**What is required**
Without any pictures, output the records exactly as they are.

(Input begins)

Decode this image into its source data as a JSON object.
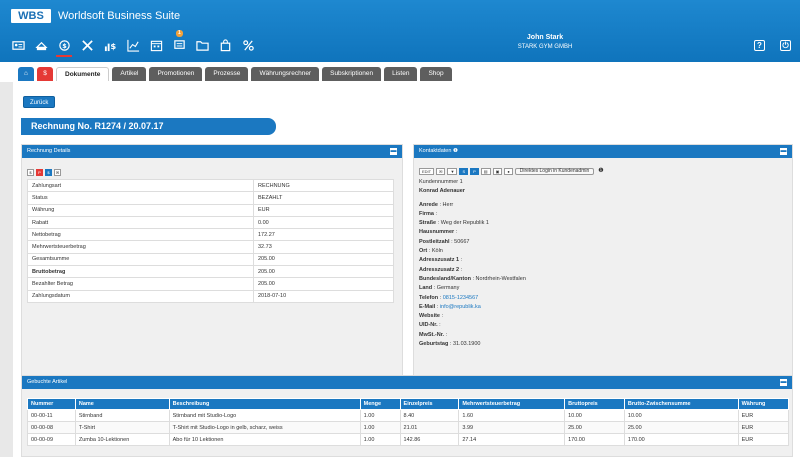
{
  "app": {
    "logo": "WBS",
    "title": "Worldsoft Business Suite"
  },
  "user": {
    "name": "John Stark",
    "company": "STARK GYM GMBH"
  },
  "header": {
    "help_label": "?",
    "power_label": "⏻",
    "notification_count": "1"
  },
  "tabs": [
    "Dokumente",
    "Artikel",
    "Promotionen",
    "Prozesse",
    "Währungsrechner",
    "Subskriptionen",
    "Listen",
    "Shop"
  ],
  "back_label": "Zurück",
  "heading": "Rechnung No. R1274 / 20.07.17",
  "details": {
    "title": "Rechnung Details",
    "rows": [
      {
        "label": "Zahlungsart",
        "value": "RECHNUNG"
      },
      {
        "label": "Status",
        "value": "BEZAHLT"
      },
      {
        "label": "Währung",
        "value": "EUR"
      },
      {
        "label": "Rabatt",
        "value": "0.00"
      },
      {
        "label": "Nettobetrag",
        "value": "172.27"
      },
      {
        "label": "Mehrwertsteuerbetrag",
        "value": "32.73"
      },
      {
        "label": "Gesamtsumme",
        "value": "205.00"
      },
      {
        "label": "Bruttobetrag",
        "value": "205.00"
      },
      {
        "label": "Bezahlter Betrag",
        "value": "205.00"
      },
      {
        "label": "Zahlungsdatum",
        "value": "2018-07-10"
      }
    ]
  },
  "contact": {
    "title": "Kontaktdaten",
    "edit_label": "EDIT",
    "direct_login_label": "Direktes Login in Kundenadmin",
    "customer_number": "Kundennummer 1",
    "customer_name": "Konrad Adenauer",
    "fields": [
      {
        "label": "Anrede",
        "value": "Herr"
      },
      {
        "label": "Firma",
        "value": ""
      },
      {
        "label": "Straße",
        "value": "Weg der Republik 1"
      },
      {
        "label": "Hausnummer",
        "value": ""
      },
      {
        "label": "Postleitzahl",
        "value": "50667"
      },
      {
        "label": "Ort",
        "value": "Köln"
      },
      {
        "label": "Adresszusatz 1",
        "value": ""
      },
      {
        "label": "Adresszusatz 2",
        "value": ""
      },
      {
        "label": "Bundesland/Kanton",
        "value": "Nordrhein-Westfalen"
      },
      {
        "label": "Land",
        "value": "Germany"
      },
      {
        "label": "Telefon",
        "value": "0815-1234567"
      },
      {
        "label": "E-Mail",
        "value": "info@republik.ka"
      },
      {
        "label": "Website",
        "value": ""
      },
      {
        "label": "UID-Nr.",
        "value": ""
      },
      {
        "label": "MwSt.-Nr.",
        "value": ""
      },
      {
        "label": "Geburtstag",
        "value": "31.03.1900"
      }
    ]
  },
  "items": {
    "title": "Gebuchte Artikel",
    "columns": [
      "Nummer",
      "Name",
      "Beschreibung",
      "Menge",
      "Einzelpreis",
      "Mehrwertsteuerbetrag",
      "Bruttopreis",
      "Brutto-Zwischensumme",
      "Währung"
    ],
    "rows": [
      [
        "00-00-11",
        "Stirnband",
        "Stirnband mit Studio-Logo",
        "1.00",
        "8.40",
        "1.60",
        "10.00",
        "10.00",
        "EUR"
      ],
      [
        "00-00-08",
        "T-Shirt",
        "T-Shirt mit Studio-Logo in gelb, scharz, weiss",
        "1.00",
        "21.01",
        "3.99",
        "25.00",
        "25.00",
        "EUR"
      ],
      [
        "00-00-09",
        "Zumba 10-Lektionen",
        "Abo für 10 Lektionen",
        "1.00",
        "142.86",
        "27.14",
        "170.00",
        "170.00",
        "EUR"
      ]
    ]
  }
}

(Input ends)

**Result for this exercise**
Decode this image into its source data as a JSON object.
{
  "app": {
    "logo": "WBS",
    "title": "Worldsoft Business Suite"
  },
  "user": {
    "name": "John Stark",
    "company": "STARK GYM GMBH"
  },
  "header": {
    "help_label": "?",
    "power_label": "⏻",
    "notification_count": "1"
  },
  "tabs": [
    "Dokumente",
    "Artikel",
    "Promotionen",
    "Prozesse",
    "Währungsrechner",
    "Subskriptionen",
    "Listen",
    "Shop"
  ],
  "back_label": "Zurück",
  "heading": "Rechnung No. R1274 / 20.07.17",
  "details": {
    "title": "Rechnung Details",
    "rows": [
      {
        "label": "Zahlungsart",
        "value": "RECHNUNG"
      },
      {
        "label": "Status",
        "value": "BEZAHLT"
      },
      {
        "label": "Währung",
        "value": "EUR"
      },
      {
        "label": "Rabatt",
        "value": "0.00"
      },
      {
        "label": "Nettobetrag",
        "value": "172.27"
      },
      {
        "label": "Mehrwertsteuerbetrag",
        "value": "32.73"
      },
      {
        "label": "Gesamtsumme",
        "value": "205.00"
      },
      {
        "label": "Bruttobetrag",
        "value": "205.00"
      },
      {
        "label": "Bezahlter Betrag",
        "value": "205.00"
      },
      {
        "label": "Zahlungsdatum",
        "value": "2018-07-10"
      }
    ]
  },
  "contact": {
    "title": "Kontaktdaten",
    "edit_label": "EDIT",
    "direct_login_label": "Direktes Login in Kundenadmin",
    "customer_number": "Kundennummer 1",
    "customer_name": "Konrad Adenauer",
    "fields": [
      {
        "label": "Anrede",
        "value": "Herr"
      },
      {
        "label": "Firma",
        "value": ""
      },
      {
        "label": "Straße",
        "value": "Weg der Republik 1"
      },
      {
        "label": "Hausnummer",
        "value": ""
      },
      {
        "label": "Postleitzahl",
        "value": "50667"
      },
      {
        "label": "Ort",
        "value": "Köln"
      },
      {
        "label": "Adresszusatz 1",
        "value": ""
      },
      {
        "label": "Adresszusatz 2",
        "value": ""
      },
      {
        "label": "Bundesland/Kanton",
        "value": "Nordrhein-Westfalen"
      },
      {
        "label": "Land",
        "value": "Germany"
      },
      {
        "label": "Telefon",
        "value": "0815-1234567"
      },
      {
        "label": "E-Mail",
        "value": "info@republik.ka"
      },
      {
        "label": "Website",
        "value": ""
      },
      {
        "label": "UID-Nr.",
        "value": ""
      },
      {
        "label": "MwSt.-Nr.",
        "value": ""
      },
      {
        "label": "Geburtstag",
        "value": "31.03.1900"
      }
    ]
  },
  "items": {
    "title": "Gebuchte Artikel",
    "columns": [
      "Nummer",
      "Name",
      "Beschreibung",
      "Menge",
      "Einzelpreis",
      "Mehrwertsteuerbetrag",
      "Bruttopreis",
      "Brutto-Zwischensumme",
      "Währung"
    ],
    "rows": [
      [
        "00-00-11",
        "Stirnband",
        "Stirnband mit Studio-Logo",
        "1.00",
        "8.40",
        "1.60",
        "10.00",
        "10.00",
        "EUR"
      ],
      [
        "00-00-08",
        "T-Shirt",
        "T-Shirt mit Studio-Logo in gelb, scharz, weiss",
        "1.00",
        "21.01",
        "3.99",
        "25.00",
        "25.00",
        "EUR"
      ],
      [
        "00-00-09",
        "Zumba 10-Lektionen",
        "Abo für 10 Lektionen",
        "1.00",
        "142.86",
        "27.14",
        "170.00",
        "170.00",
        "EUR"
      ]
    ]
  }
}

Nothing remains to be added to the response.